Isolating the situation of Puerto Rico is one of the mechanisms used to seek acceptance of the austerity policies that are now being imposed on the Island.(1) If the crisis is seen as the result of actions by Puerto Ricans or their government — if the responsibility lies, exclusively or fundamentally, in Puerto Rico — then it is logical that it bears the consequences of its own deeds or misdeeds, painful as they may be.
John E. Chiaradia was a longtime reader and sometime contributor to New Politics.
How does one come to political activism? Are we influenced by the times, by our personal experiences, by some innate quality within us, or are each of these just the necessary ingredients of activism? John (Giovanni) Emilio Chiaradia left Italy as a child, a political refugee from mid-20th-century Italian fascism. His family escaped the turmoil engulfing their country for the welcoming haven of the United States, landing in New York City and eventually settling in central California. There they were once again confronted by nationalist politics and uprooted from their home. They were compelled to leave California following the bombing of Pearl Harbor as John’s mother, Antoinette, was not yet a naturalized citizen. In the wake of the war, the US government deemed all non-naturalized people from Axis countries, and even citizens in the case of Japanese Americans, to be potential threats to national security. They were commanded to vacate a 100-mile exclusion zone from the west coast. The family was forced to leave what few possessions they had and return to the Bronx.
Mexicans, worse off than at any time in the last 100 years, are asking themselves as the July 2018 elections approach: Can Mexico change? Can an election change Mexico?
Mexico is a disaster. It has become increasingly violent, the economy grows too slowly to absorb the ever-expanding workforce, and wages are below those of China, though costs are more like those in the United States.
It is now seven months since Theresa May called a general election with the aim of increasing her majority and the Daily Mail published a front page headlined “Crush the Saboteurs”. The spring of this year, as regards parliamentary politics, seems like another world.

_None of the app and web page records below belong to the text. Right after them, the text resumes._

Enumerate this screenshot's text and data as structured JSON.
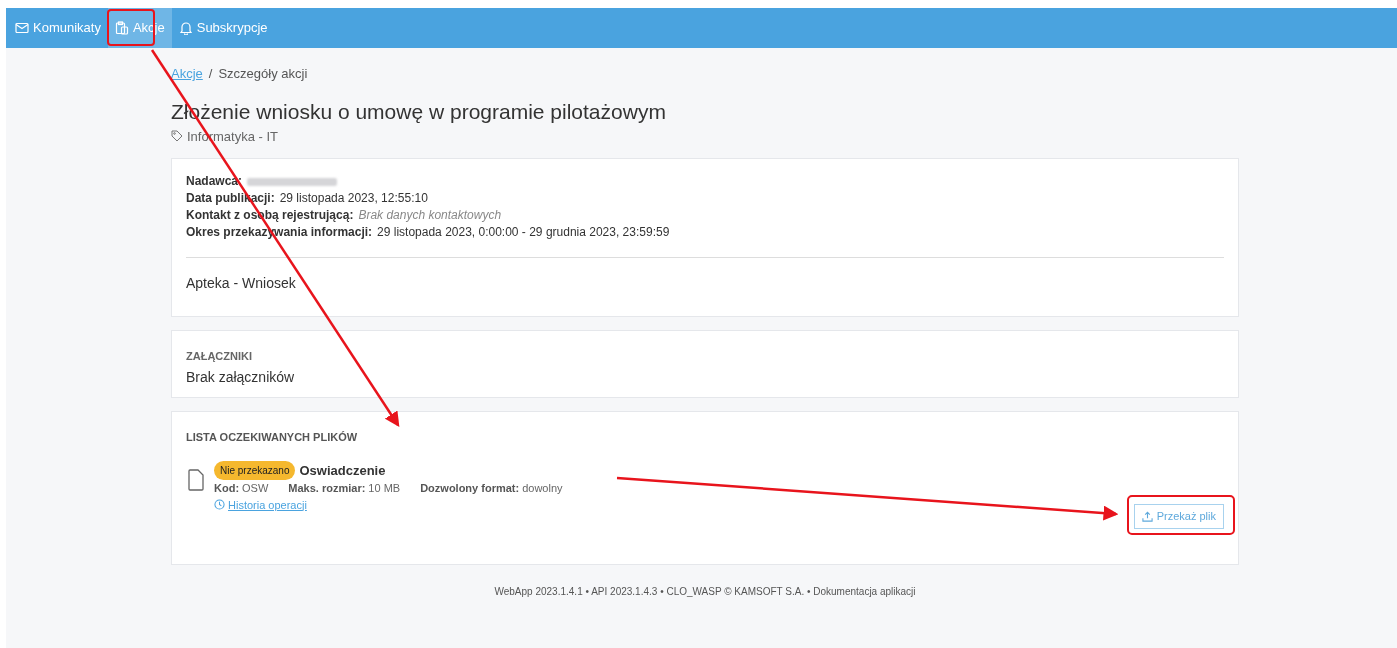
{
  "nav": {
    "items": [
      {
        "label": "Komunikaty",
        "selected": false
      },
      {
        "label": "Akcje",
        "selected": true
      },
      {
        "label": "Subskrypcje",
        "selected": false
      }
    ]
  },
  "breadcrumb": {
    "link": "Akcje",
    "separator": "/",
    "current": "Szczegóły akcji"
  },
  "title": "Złożenie wniosku o umowę w programie pilotażowym",
  "category": "Informatyka - IT",
  "details": [
    {
      "label": "Nadawca:",
      "kind": "redacted"
    },
    {
      "label": "Data publikacji:",
      "kind": "plain",
      "value": "29 listopada 2023, 12:55:10"
    },
    {
      "label": "Kontakt z osobą rejestrującą:",
      "kind": "muted",
      "value": "Brak danych kontaktowych"
    },
    {
      "label": "Okres przekazywania informacji:",
      "kind": "plain",
      "value": "29 listopada 2023, 0:00:00 - 29 grudnia 2023, 23:59:59"
    }
  ],
  "description": "Apteka - Wniosek",
  "attachments": {
    "heading": "ZAŁĄCZNIKI",
    "empty_text": "Brak załączników"
  },
  "expected_files": {
    "heading": "LISTA OCZEKIWANYCH PLIKÓW",
    "files": [
      {
        "status": "Nie przekazano",
        "name": "Oswiadczenie",
        "fields": [
          {
            "label": "Kod:",
            "value": "OSW"
          },
          {
            "label": "Maks. rozmiar:",
            "value": "10 MB"
          },
          {
            "label": "Dozwolony format:",
            "value": "dowolny"
          }
        ],
        "history_link": "Historia operacji",
        "upload_button": "Przekaż plik"
      }
    ]
  },
  "footer": "WebApp 2023.1.4.1 • API 2023.1.4.3 • CLO_WASP © KAMSOFT S.A. • Dokumentacja aplikacji"
}
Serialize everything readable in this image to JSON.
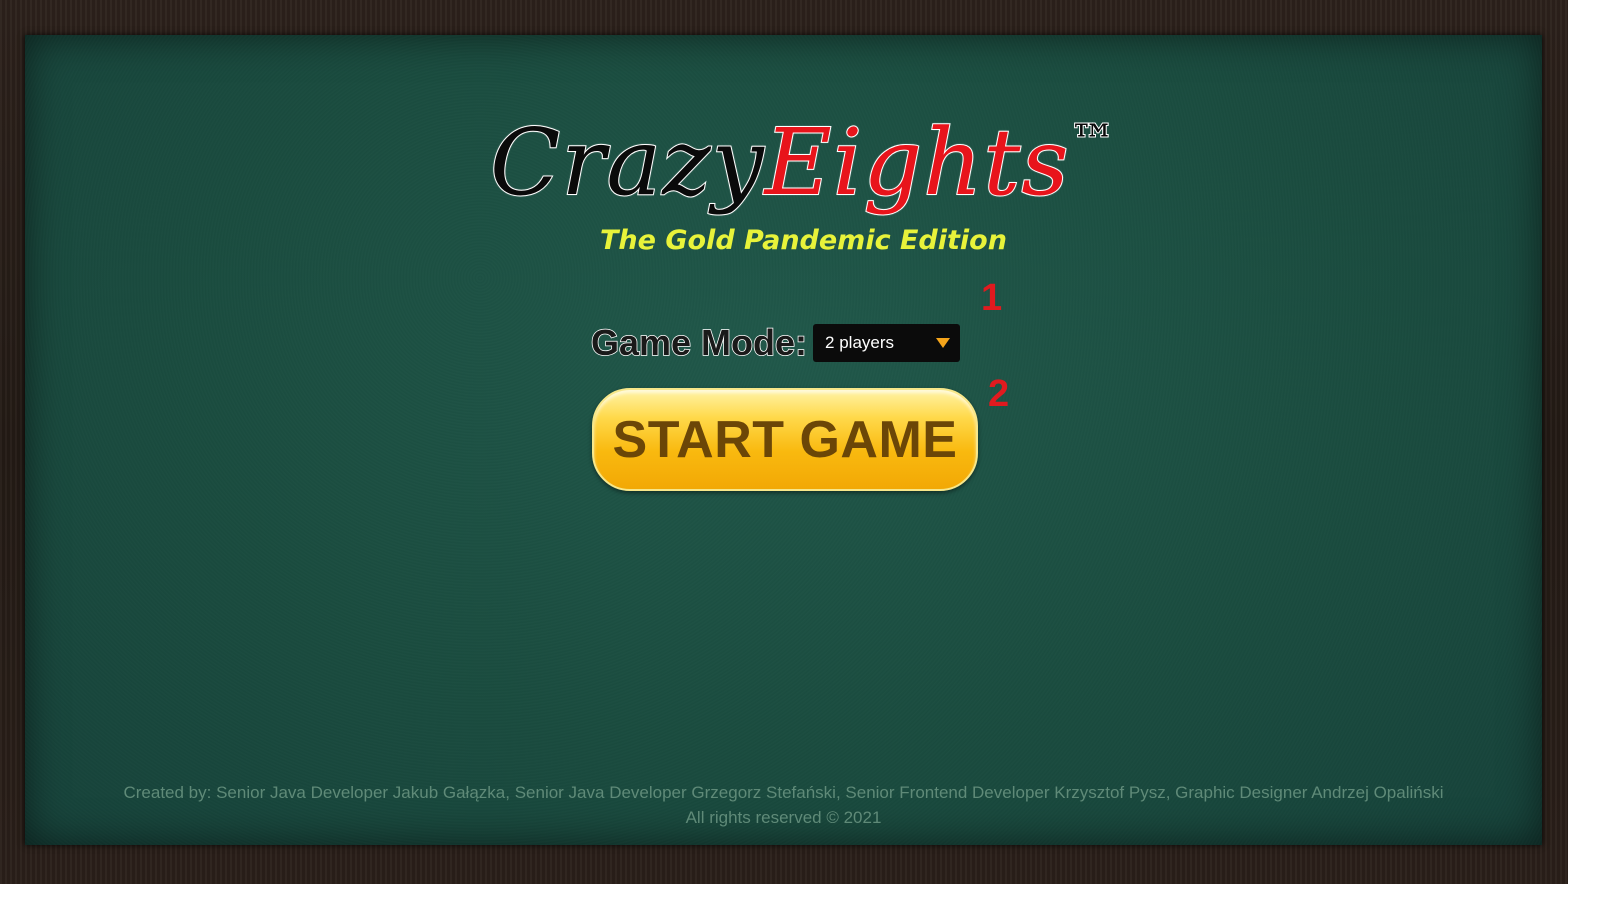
{
  "logo": {
    "part1": "Crazy",
    "part2": "Eights",
    "trademark": "™"
  },
  "subtitle": "The Gold Pandemic Edition",
  "annotations": {
    "marker1": "1",
    "marker2": "2"
  },
  "game_mode": {
    "label": "Game Mode:",
    "selected": "2 players"
  },
  "start_button": {
    "label": "START GAME"
  },
  "footer": {
    "credits": "Created by: Senior Java Developer Jakub Gałązka, Senior Java Developer Grzegorz Stefański, Senior Frontend Developer Krzysztof Pysz, Graphic Designer Andrzej Opaliński",
    "rights": "All rights reserved © 2021"
  },
  "colors": {
    "felt": "#1a4c3f",
    "frame": "#2a1f19",
    "logo_red": "#e8141b",
    "subtitle_yellow": "#e8f33a",
    "button_gold": "#f9b90f",
    "marker_red": "#e11a1f"
  },
  "icons": {
    "dropdown": "caret-down-icon"
  }
}
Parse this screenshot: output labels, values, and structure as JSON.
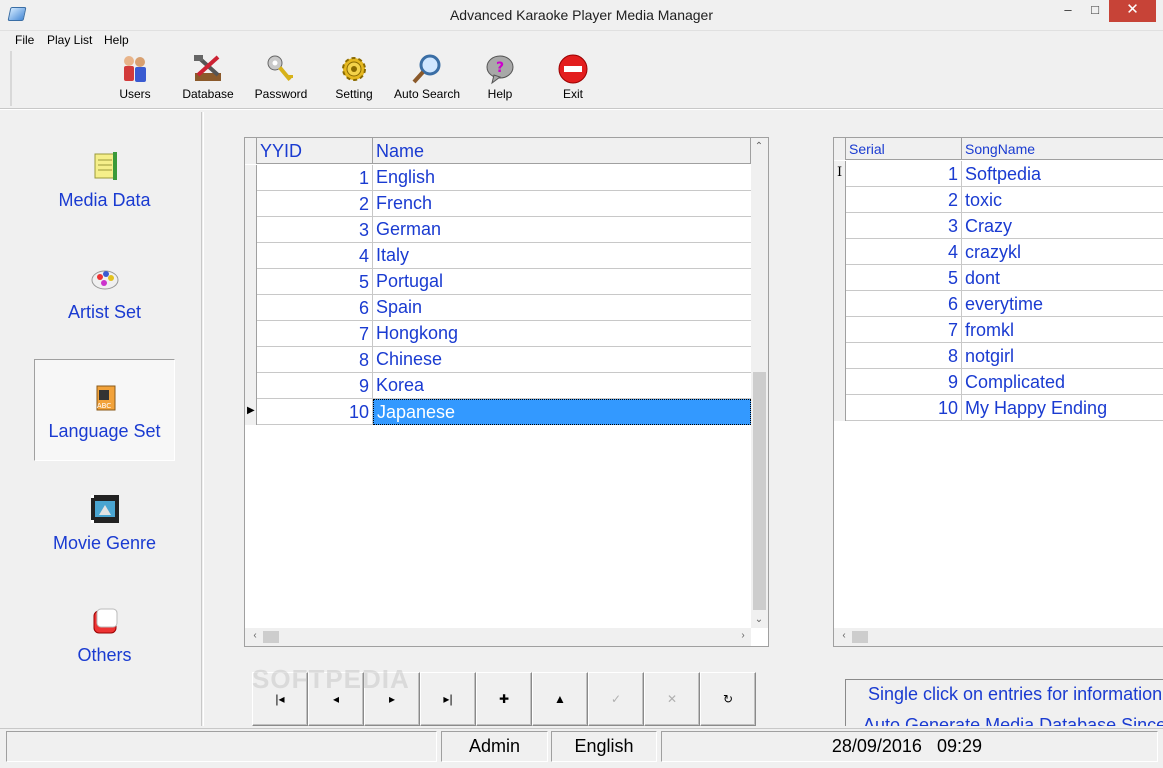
{
  "window": {
    "title": "Advanced Karaoke Player Media Manager",
    "minimize_glyph": "–",
    "maximize_glyph": "□",
    "close_glyph": "✕"
  },
  "menu": [
    "File",
    "Play List",
    "Help"
  ],
  "toolbar": [
    {
      "label": "Users",
      "icon": "users-icon"
    },
    {
      "label": "Database",
      "icon": "database-tools-icon"
    },
    {
      "label": "Password",
      "icon": "key-icon"
    },
    {
      "label": "Setting",
      "icon": "gear-icon"
    },
    {
      "label": "Auto Search",
      "icon": "magnifier-icon"
    },
    {
      "label": "Help",
      "icon": "help-bubble-icon"
    },
    {
      "label": "Exit",
      "icon": "exit-icon"
    }
  ],
  "nav": [
    {
      "label": "Media Data",
      "icon": "media-data-icon"
    },
    {
      "label": "Artist Set",
      "icon": "artist-set-icon"
    },
    {
      "label": "Language Set",
      "icon": "language-set-icon"
    },
    {
      "label": "Movie Genre",
      "icon": "movie-genre-icon"
    },
    {
      "label": "Others",
      "icon": "others-icon"
    }
  ],
  "language_grid": {
    "columns": [
      "YYID",
      "Name"
    ],
    "rows": [
      {
        "id": "1",
        "name": "English"
      },
      {
        "id": "2",
        "name": "French"
      },
      {
        "id": "3",
        "name": "German"
      },
      {
        "id": "4",
        "name": "Italy"
      },
      {
        "id": "5",
        "name": "Portugal"
      },
      {
        "id": "6",
        "name": "Spain"
      },
      {
        "id": "7",
        "name": "Hongkong"
      },
      {
        "id": "8",
        "name": "Chinese"
      },
      {
        "id": "9",
        "name": "Korea"
      },
      {
        "id": "10",
        "name": "Japanese"
      }
    ],
    "selected_row": 10
  },
  "song_grid": {
    "columns": [
      "Serial",
      "SongName"
    ],
    "rows": [
      {
        "serial": "1",
        "name": "Softpedia"
      },
      {
        "serial": "2",
        "name": "toxic"
      },
      {
        "serial": "3",
        "name": "Crazy"
      },
      {
        "serial": "4",
        "name": "crazykl"
      },
      {
        "serial": "5",
        "name": "dont"
      },
      {
        "serial": "6",
        "name": "everytime"
      },
      {
        "serial": "7",
        "name": "fromkl"
      },
      {
        "serial": "8",
        "name": "notgirl"
      },
      {
        "serial": "9",
        "name": "Complicated"
      },
      {
        "serial": "10",
        "name": "My Happy Ending"
      }
    ]
  },
  "nav_buttons": [
    {
      "name": "first-record-button",
      "glyph": "|◂",
      "enabled": true
    },
    {
      "name": "prior-record-button",
      "glyph": "◂",
      "enabled": true
    },
    {
      "name": "next-record-button",
      "glyph": "▸",
      "enabled": true
    },
    {
      "name": "last-record-button",
      "glyph": "▸|",
      "enabled": true
    },
    {
      "name": "insert-record-button",
      "glyph": "✚",
      "enabled": true
    },
    {
      "name": "edit-record-button",
      "glyph": "▲",
      "enabled": true
    },
    {
      "name": "post-record-button",
      "glyph": "✓",
      "enabled": false
    },
    {
      "name": "cancel-record-button",
      "glyph": "✕",
      "enabled": false
    },
    {
      "name": "refresh-record-button",
      "glyph": "↻",
      "enabled": true
    }
  ],
  "info": {
    "line1": "Single click on entries for information",
    "line2": "Auto Generate Media Database Since"
  },
  "status": {
    "user": "Admin",
    "language": "English",
    "date": "28/09/2016",
    "time": "09:29"
  },
  "watermark": "SOFTPEDIA"
}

Congress was given a chance to stand up for basic humanity and the Constitution, but instead chose to lay an egg, a rotten one at that. It rejected a chance to use the War Powers Act to halt U.S. collaboration with Saudi Arabia’s ruthless war and siege tactics in Yemen. Instead it passed a resolution that could have been written by the Saudi kingdom’s lawyers and publicists.
On November 5, 2017, 26-year-old Devin Kelley killed 26 people and injured 20 others attending Sunday church services at the First Baptist Church in Sutherland Springs, TX. This small, unincorporated community is 30 miles southeast of San Antonio and, in 2000, its population was but 362 people. Sadly, Kelley is the latest, but not the last lone-wolf terrorist to engage in the mass killing of Americans.
When the decorated “Hero of the Republic of Cuba,” General Ramón Espinosa Martín, rallied his forces in the province of Camagüey in September, it was against an enemy far more dangerous than those he had faced in the Escambray mountains in 1958 during the Cuban Revolution or even in Angola in 1975 resisting US and South African intervention. This enemy was nature itself.
In Hannah Arendt’s pioneering book The Origins of Totalitarianism, she criticized the failure of many to understand the appeals of fascism to modern citizens. She wrote that many observers gave fairly rote justifications for its rise and appeal in an apparently advanced and enlightened country like Germany, the birthplaces of Goethe, Kant, and Beethoven. Some claimed that it was the depressed economy that was responsible. Others in the German context pointed to defeat and humiliation in the First World War. Some reactionary conservatives claimed it was declining moral standards and the collapse of religiosity. And Arendt accepted that many of these might have something to do with it. But her ultimate explanation was far simpler and yet strangely more acute. Modern Germans were lonely.